What you have to do → From the data below, return all lines holding the string "this".
***
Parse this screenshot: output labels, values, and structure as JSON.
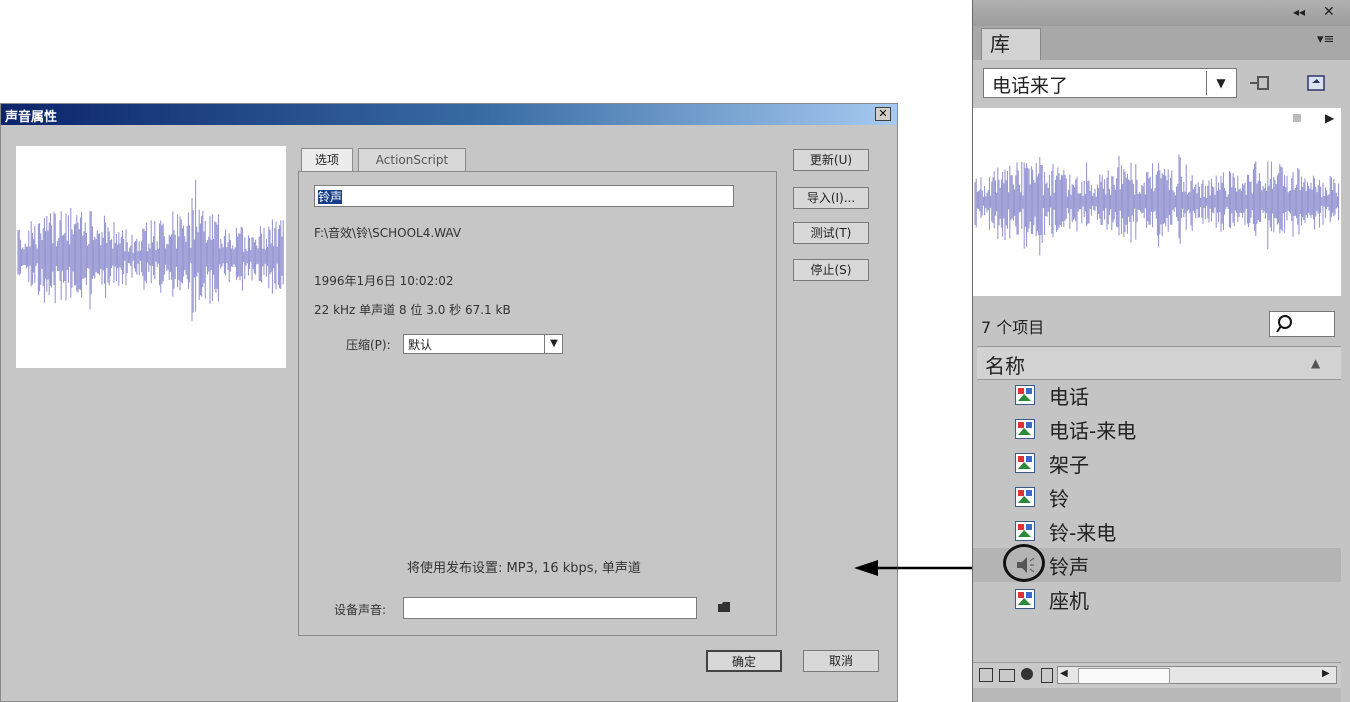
{
  "dialog": {
    "title": "声音属性",
    "close_glyph": "✕",
    "tabs": [
      {
        "label": "选项"
      },
      {
        "label": "ActionScript"
      }
    ],
    "name_value": "铃声",
    "path": "F:\\音效\\铃\\SCHOOL4.WAV",
    "date": "1996年1月6日  10:02:02",
    "format": "22 kHz 单声道 8 位 3.0 秒 67.1 kB",
    "compression_label": "压缩(P):",
    "compression_value": "默认",
    "publish_note": "将使用发布设置: MP3, 16 kbps, 单声道",
    "device_sound_label": "设备声音:",
    "buttons": {
      "update": "更新(U)",
      "import": "导入(I)...",
      "test": "测试(T)",
      "stop": "停止(S)",
      "ok": "确定",
      "cancel": "取消"
    }
  },
  "library": {
    "tab_label": "库",
    "document": "电话来了",
    "item_count": "7 个项目",
    "column_name": "名称",
    "items": [
      {
        "label": "电话",
        "icon": "movieclip-icon"
      },
      {
        "label": "电话-来电",
        "icon": "movieclip-icon"
      },
      {
        "label": "架子",
        "icon": "movieclip-icon"
      },
      {
        "label": "铃",
        "icon": "movieclip-icon"
      },
      {
        "label": "铃-来电",
        "icon": "movieclip-icon"
      },
      {
        "label": "铃声",
        "icon": "sound-icon",
        "selected": true
      },
      {
        "label": "座机",
        "icon": "movieclip-icon"
      }
    ]
  },
  "colors": {
    "waveform": "#8e8ecf",
    "titlebar_start": "#0b246a",
    "titlebar_end": "#a6caf0",
    "selected_row": "#b4b4b4"
  }
}
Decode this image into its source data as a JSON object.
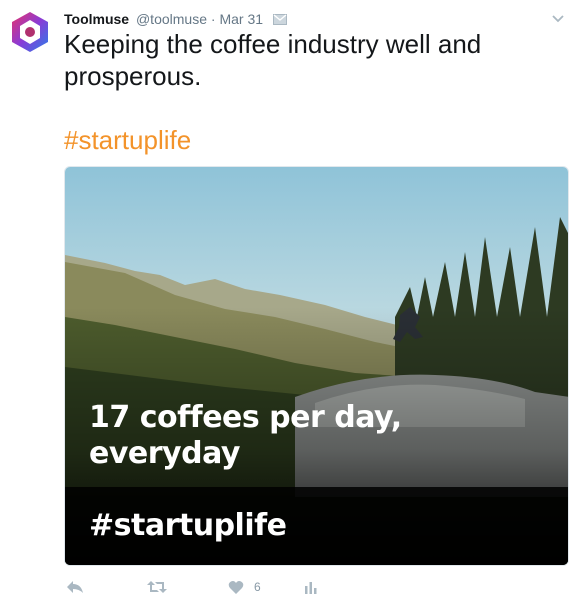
{
  "tweet": {
    "author_name": "Toolmuse",
    "author_handle": "@toolmuse",
    "separator": "·",
    "timestamp": "Mar 31",
    "text_lines": [
      "Keeping the coffee industry well and",
      "prosperous."
    ],
    "hashtag": "#startuplife"
  },
  "media": {
    "overlay_line1": "17 coffees per day,",
    "overlay_line2": "everyday",
    "overlay_hashtag": "#startuplife"
  },
  "actions": {
    "like_count": "6"
  },
  "icons": {
    "avatar": "toolmuse-hexagon-logo",
    "envelope": "envelope-icon",
    "caret": "chevron-down-icon",
    "reply": "reply-icon",
    "retweet": "retweet-icon",
    "like": "heart-icon",
    "analytics": "analytics-icon"
  },
  "colors": {
    "hashtag": "#f3932a",
    "icon_gray": "#aab8c2",
    "text": "#14171a",
    "muted": "#657786"
  }
}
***
Completed task →
Parse this screenshot: output labels, values, and structure as JSON.
Decode this image into its source data as a JSON object.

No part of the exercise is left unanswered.